Slaves of the Shinar
This is the debut novel for Justin Allen, and its whole title is Slaves of the Shinar: An Epic Fantasy of the Ancient World. The title is misleading, because I am of the solid opinion that this book is not fantasy, but is rather historical fiction, and pretty good historical fiction at that. Perhaps it is classed as fantasy by the publisher because of the creative manner in which Allen sets his story in very early (I assume pre-Hammurabi) Mesopotamia, at the pre-dawn of civilization.
It is an interesting story of people uniting against a common foe, but by being set in an ancient, bronze age (probably copper age, actually) era, it is very different from what most fantasy fare offers.
I usually read the typical medieval fantasy, and this was a really nice change. However, I believe it should be marketed as an historical novel, not a fantasy. The only fantastic eleme... Read More
Justin Allen(1974- )
Justin Allen was born in Boise, Idaho. He graduated from Boise State University with a degree in philosophy, and from Columbia University with an MFA in fiction. Besides writing fiction, Justin is also an active dancer, having performed with such companies as Dances Patrelle, Eidolon Ballet, and Idaho Dance Theatre. In 2009, his work in writing and dance came together in the form of a new ballet, “Murder at the Masque: The Casebook of Edgar Allan Poe,” with choreography by Francis Patrelle, music by Patrick Soluri, and all based upon an original story by Justin Allen. For 2010 he has been commissioned to produce a second story for ballet, this time for Eidolon Ballet, to be called “The Beatitudes,” which will be choreographed by Melanie Cortier.
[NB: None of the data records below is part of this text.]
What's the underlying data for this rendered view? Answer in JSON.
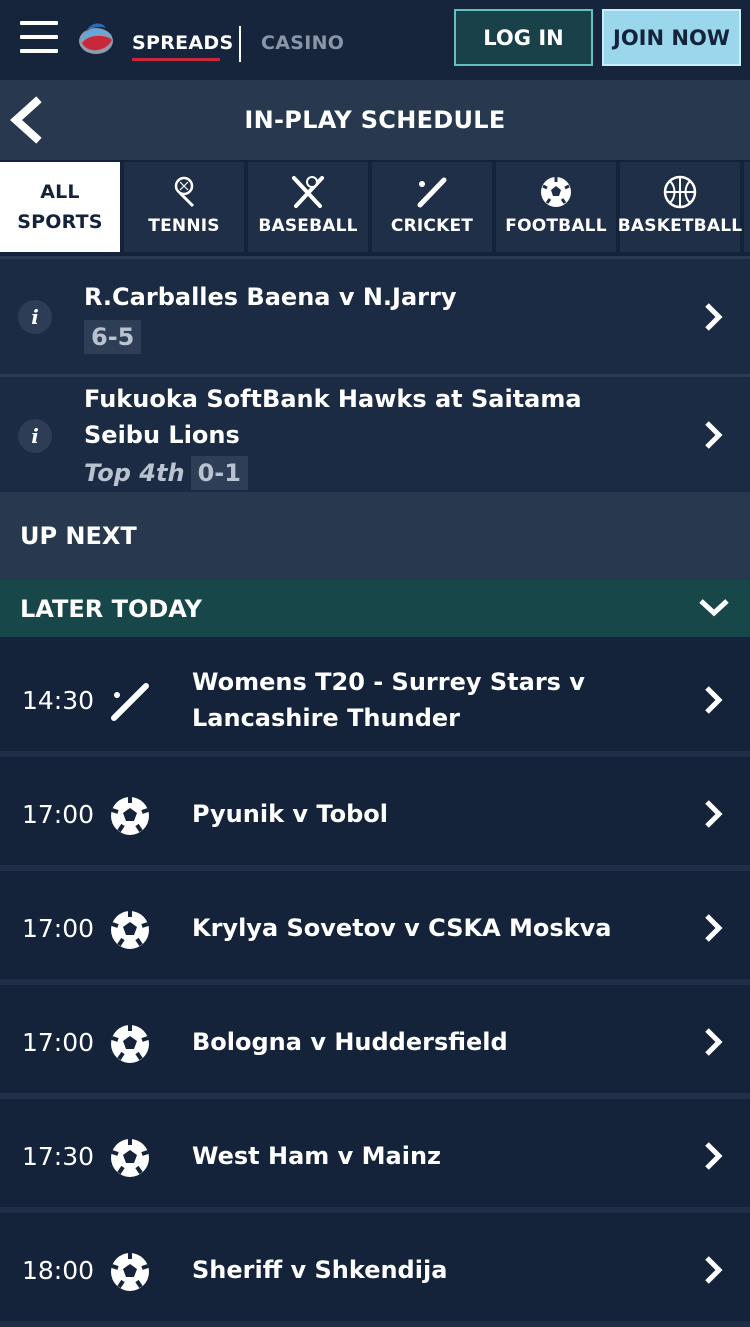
{
  "header": {
    "nav_spreads": "SPREADS",
    "nav_casino": "CASINO",
    "login_label": "LOG IN",
    "join_label": "JOIN NOW",
    "accent_color": "#c8283c",
    "login_border_color": "#63c0bd",
    "join_bg_color": "#9ad7ec"
  },
  "titlebar": {
    "title": "IN-PLAY SCHEDULE"
  },
  "tabs": [
    {
      "label_line1": "ALL",
      "label_line2": "SPORTS",
      "icon": null,
      "active": true
    },
    {
      "label": "TENNIS",
      "icon": "tennis-icon"
    },
    {
      "label": "BASEBALL",
      "icon": "baseball-icon"
    },
    {
      "label": "CRICKET",
      "icon": "cricket-icon"
    },
    {
      "label": "FOOTBALL",
      "icon": "football-icon"
    },
    {
      "label": "BASKETBALL",
      "icon": "basketball-icon"
    }
  ],
  "live_events": [
    {
      "title": "R.Carballes Baena v N.Jarry",
      "score": "6-5",
      "period": ""
    },
    {
      "title": "Fukuoka SoftBank Hawks at Saitama Seibu Lions",
      "score": "0-1",
      "period": "Top 4th"
    }
  ],
  "sections": {
    "up_next": "UP NEXT",
    "later_today": "LATER TODAY"
  },
  "events": [
    {
      "time": "14:30",
      "sport": "cricket-icon",
      "name": "Womens T20 - Surrey Stars v Lancashire Thunder"
    },
    {
      "time": "17:00",
      "sport": "football-icon",
      "name": "Pyunik v Tobol"
    },
    {
      "time": "17:00",
      "sport": "football-icon",
      "name": "Krylya Sovetov v CSKA Moskva"
    },
    {
      "time": "17:00",
      "sport": "football-icon",
      "name": "Bologna v Huddersfield"
    },
    {
      "time": "17:30",
      "sport": "football-icon",
      "name": "West Ham v Mainz"
    },
    {
      "time": "18:00",
      "sport": "football-icon",
      "name": "Sheriff v Shkendija"
    }
  ]
}
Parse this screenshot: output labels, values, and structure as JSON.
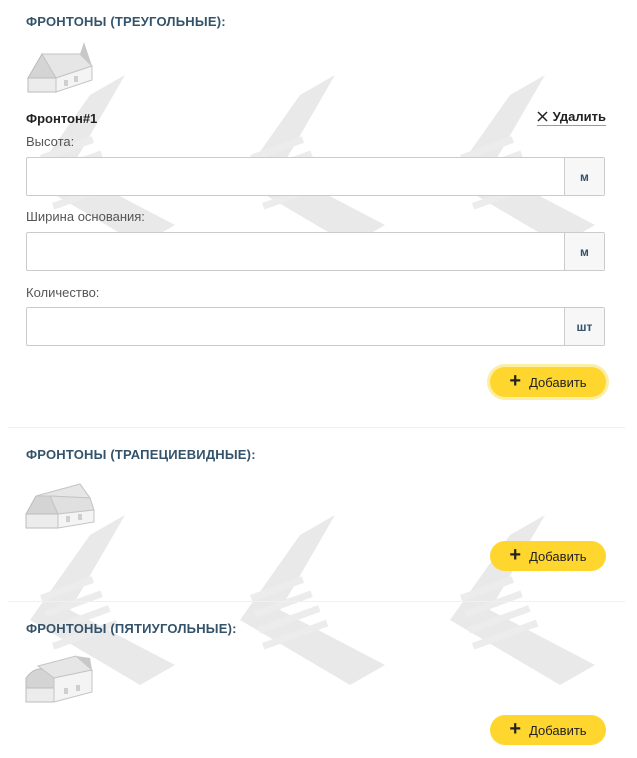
{
  "sections": [
    {
      "title": "ФРОНТОНЫ (ТРЕУГОЛЬНЫЕ):",
      "icon": "triangular-gable-house-icon",
      "gable": {
        "title": "Фронтон#1",
        "delete_label": "Удалить",
        "fields": [
          {
            "label": "Высота:",
            "value": "",
            "unit": "м"
          },
          {
            "label": "Ширина основания:",
            "value": "",
            "unit": "м"
          },
          {
            "label": "Количество:",
            "value": "",
            "unit": "шт"
          }
        ]
      },
      "add_label": "Добавить"
    },
    {
      "title": "ФРОНТОНЫ (ТРАПЕЦИЕВИДНЫЕ):",
      "icon": "trapezoid-gable-house-icon",
      "add_label": "Добавить"
    },
    {
      "title": "ФРОНТОНЫ (ПЯТИУГОЛЬНЫЕ):",
      "icon": "pentagon-gable-house-icon",
      "add_label": "Добавить"
    }
  ],
  "colors": {
    "accent": "#ffd62e",
    "heading": "#34536a",
    "border": "#c9cbcd"
  }
}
Justin’s wife is a social worker. Learn more at Justin Allen’s website.
Slaves of the Shinar
Year of the Horse by Justin Allen
Justin Allen’sYear of the Horse is one of the more original fantasy amalgamations I’ve come across — a mix of fantasy, historical western, and coming-of-age boys’ adventure tale peppered with some Devil and Daniel Webster / Washington Irving / Mark Twain / Zane Grey, and topped off by a heaping of multi-culturalism. Does it all work? Not in all places, but certainly often enough to keep the reader enjoyably engaged.
The story is told from the perspective of Yen-Tzu-lu (mostly known as Lu), a young Chinese boy living in his Grandfather K’Ung’s store in Chinatown St. Frances with his mother and alchemist grandfather. Into the store walks the famous and mysterious gunslinger Jack Straw, who shockingly seems to know Lu’s grandfather. Next thing he knows, Lu is the “explosives expert” of a team led by Jack and including Chino (a pistol-toting Californian/Mexi... Read More